Abimelech said, “What does this mean? These seven sheep you’ve set aside.” Abraham said, “It means that when you accept these seven sheep, you take it as proof that I dug this well, that it’s my well.”
That’s how the place got named Beersheba (the Oath-Well), because the two of them swore a covenant oath there. After they had made the covenant at Beersheba, Abimelech and his commander, Phicol, left and went back to Philistine territory.
Abraham planted a tamarisk tree in Beersheba and worshiped God there, praying to the Eternal God. Abraham lived in Philistine country for a long time.
Notes on the Scripture
We learn today that Abimelech’s tribe are called “Philistines”, the first time we encounter them in Genesis. (This is actually the second time the word “Philistine” appears in the Bible. In Genesis 10:14, we learn that the Philistines are the descendants of a man named Casluhim, a great-grandson of Noah.) Abraham, unlike many Hebrew leaders to come after him, lives in peace with these Philistines.
as painted by Botticelli.
Beersheba is a spot whose significance is completely out of proportion to its size, for it was always a tiny town, struggling to survive at the northern edge of the Negev desert.
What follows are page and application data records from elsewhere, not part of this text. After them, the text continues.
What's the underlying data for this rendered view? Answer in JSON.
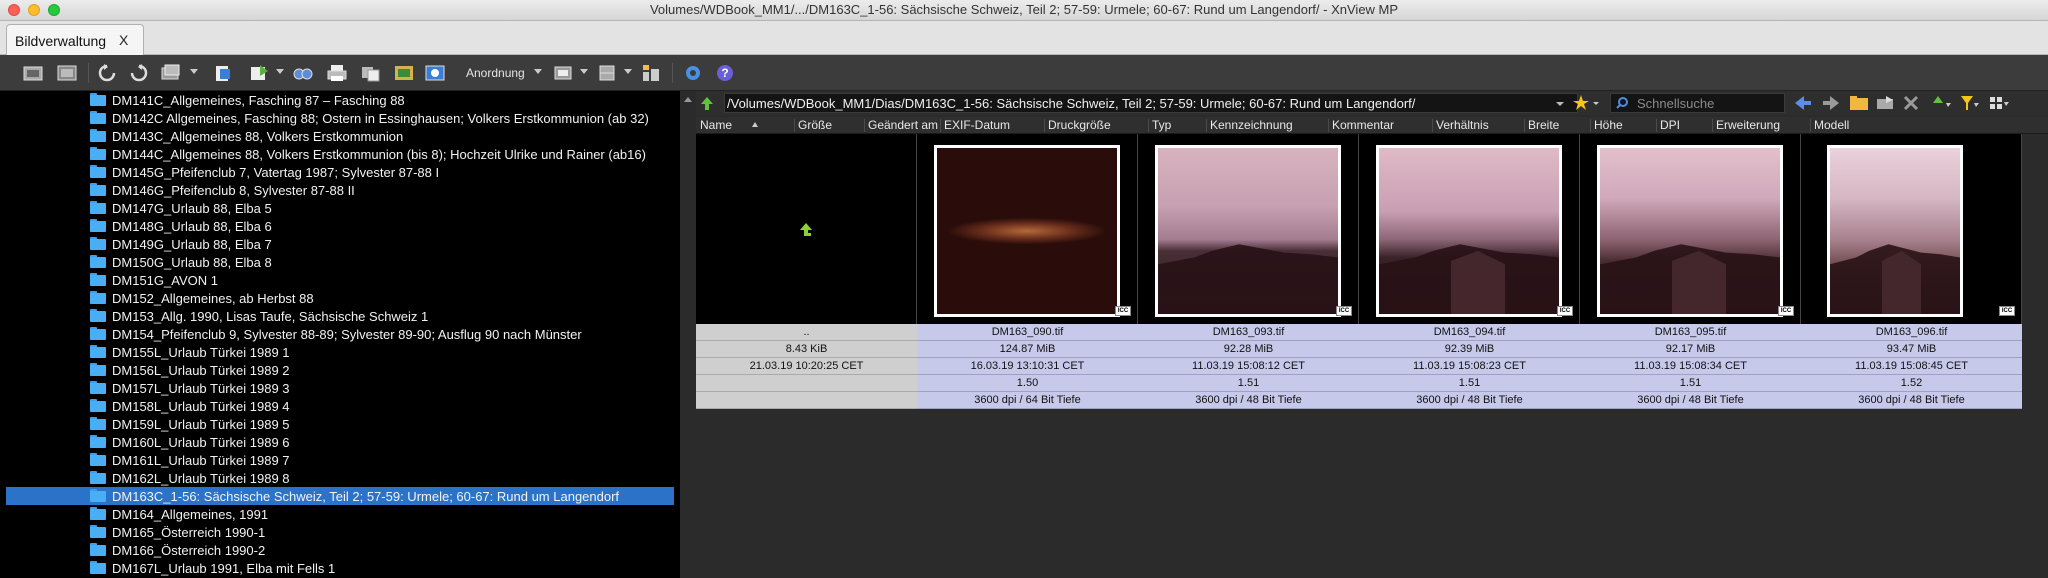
{
  "window": {
    "title": "Volumes/WDBook_MM1/.../DM163C_1-56: Sächsische Schweiz, Teil 2; 57-59: Urmele; 60-67: Rund um Langendorf/ - XnView MP"
  },
  "tabs": [
    {
      "label": "Bildverwaltung",
      "close": "X"
    }
  ],
  "toolbar": {
    "arrange_label": "Anordnung"
  },
  "tree": {
    "items": [
      {
        "label": "DM141C_Allgemeines, Fasching 87 – Fasching 88",
        "selected": false
      },
      {
        "label": "DM142C Allgemeines, Fasching 88; Ostern in Essinghausen; Volkers Erstkommunion (ab 32)",
        "selected": false
      },
      {
        "label": "DM143C_Allgemeines 88, Volkers Erstkommunion",
        "selected": false
      },
      {
        "label": "DM144C_Allgemeines 88, Volkers Erstkommunion (bis 8); Hochzeit Ulrike und Rainer (ab16)",
        "selected": false
      },
      {
        "label": "DM145G_Pfeifenclub 7, Vatertag 1987; Sylvester 87-88 I",
        "selected": false
      },
      {
        "label": "DM146G_Pfeifenclub 8, Sylvester 87-88 II",
        "selected": false
      },
      {
        "label": "DM147G_Urlaub 88, Elba 5",
        "selected": false
      },
      {
        "label": "DM148G_Urlaub 88, Elba 6",
        "selected": false
      },
      {
        "label": "DM149G_Urlaub 88, Elba 7",
        "selected": false
      },
      {
        "label": "DM150G_Urlaub 88, Elba 8",
        "selected": false
      },
      {
        "label": "DM151G_AVON 1",
        "selected": false
      },
      {
        "label": "DM152_Allgemeines, ab Herbst 88",
        "selected": false
      },
      {
        "label": "DM153_Allg. 1990, Lisas Taufe, Sächsische Schweiz 1",
        "selected": false
      },
      {
        "label": "DM154_Pfeifenclub 9, Sylvester 88-89; Sylvester 89-90; Ausflug 90 nach Münster",
        "selected": false
      },
      {
        "label": "DM155L_Urlaub Türkei 1989 1",
        "selected": false
      },
      {
        "label": "DM156L_Urlaub Türkei 1989 2",
        "selected": false
      },
      {
        "label": "DM157L_Urlaub Türkei 1989 3",
        "selected": false
      },
      {
        "label": "DM158L_Urlaub Türkei 1989 4",
        "selected": false
      },
      {
        "label": "DM159L_Urlaub Türkei 1989 5",
        "selected": false
      },
      {
        "label": "DM160L_Urlaub Türkei 1989 6",
        "selected": false
      },
      {
        "label": "DM161L_Urlaub Türkei 1989 7",
        "selected": false
      },
      {
        "label": "DM162L_Urlaub Türkei 1989 8",
        "selected": false
      },
      {
        "label": "DM163C_1-56: Sächsische Schweiz, Teil 2; 57-59: Urmele; 60-67: Rund um Langendorf",
        "selected": true
      },
      {
        "label": "DM164_Allgemeines, 1991",
        "selected": false
      },
      {
        "label": "DM165_Österreich 1990-1",
        "selected": false
      },
      {
        "label": "DM166_Österreich 1990-2",
        "selected": false
      },
      {
        "label": "DM167L_Urlaub 1991, Elba mit Fells 1",
        "selected": false
      }
    ]
  },
  "address": {
    "path": "/Volumes/WDBook_MM1/Dias/DM163C_1-56: Sächsische Schweiz, Teil 2; 57-59: Urmele; 60-67: Rund um Langendorf/",
    "search_placeholder": "Schnellsuche"
  },
  "columns": [
    "Name",
    "Größe",
    "Geändert am",
    "EXIF-Datum",
    "Druckgröße",
    "Typ",
    "Kennzeichnung",
    "Kommentar",
    "Verhältnis",
    "Breite",
    "Höhe",
    "DPI",
    "Erweiterung",
    "Modell"
  ],
  "files": [
    {
      "name": "..",
      "size": "8.43 KiB",
      "date": "21.03.19 10:20:25 CET",
      "ratio": "",
      "dpi": "",
      "is_parent": true
    },
    {
      "name": "DM163_090.tif",
      "size": "124.87 MiB",
      "date": "16.03.19 13:10:31 CET",
      "ratio": "1.50",
      "dpi": "3600 dpi / 64 Bit Tiefe",
      "is_parent": false,
      "icc": "ICC"
    },
    {
      "name": "DM163_093.tif",
      "size": "92.28 MiB",
      "date": "11.03.19 15:08:12 CET",
      "ratio": "1.51",
      "dpi": "3600 dpi / 48 Bit Tiefe",
      "is_parent": false,
      "icc": "ICC"
    },
    {
      "name": "DM163_094.tif",
      "size": "92.39 MiB",
      "date": "11.03.19 15:08:23 CET",
      "ratio": "1.51",
      "dpi": "3600 dpi / 48 Bit Tiefe",
      "is_parent": false,
      "icc": "ICC"
    },
    {
      "name": "DM163_095.tif",
      "size": "92.17 MiB",
      "date": "11.03.19 15:08:34 CET",
      "ratio": "1.51",
      "dpi": "3600 dpi / 48 Bit Tiefe",
      "is_parent": false,
      "icc": "ICC"
    },
    {
      "name": "DM163_096.tif",
      "size": "93.47 MiB",
      "date": "11.03.19 15:08:45 CET",
      "ratio": "1.52",
      "dpi": "3600 dpi / 48 Bit Tiefe",
      "is_parent": false,
      "icc": "ICC"
    }
  ],
  "colors": {
    "selection": "#2a73c8",
    "folder": "#4aaef5",
    "info_bg": "#c6c9ea",
    "parent_info_bg": "#cfcfcf"
  }
}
Annual rainfall in the area is about eight inches, which would make it a true desert, incapable of sustaining a human population; however, due to a freak of geography, rainfall in the surrounding mountains collects and flows to an underground reservoir; this is the aquifer which Abraham taps with his well, and the reason a town can exist there. Still, the population was only 4,000 people as late as 1948 (when Palestine was partitioned).
It is named and renamed “Beersheba” several times in the Bible, because the name can mean either “seven wells” or “oath well(s)”. (Isaac will later dig seven wells there, and the spot will again be named Beersheba!)
The oddest thing about all this is: What are Philistines doing in the middle of the Negev? It is far inland, starting just south of the Dead Sea. But most archaeologists agree, based on the scarce evidence available to them, that the Philistines were a seafaring people, somehow associated with the Phoenicians, and part of a group that attacked Egypt by sea around 1200 B.C. Perhaps Abimelech’s forebears had been defeated in a battle with Egypt and had fled, or been sent by a Pharaoh to occupy the area. We will probably never know.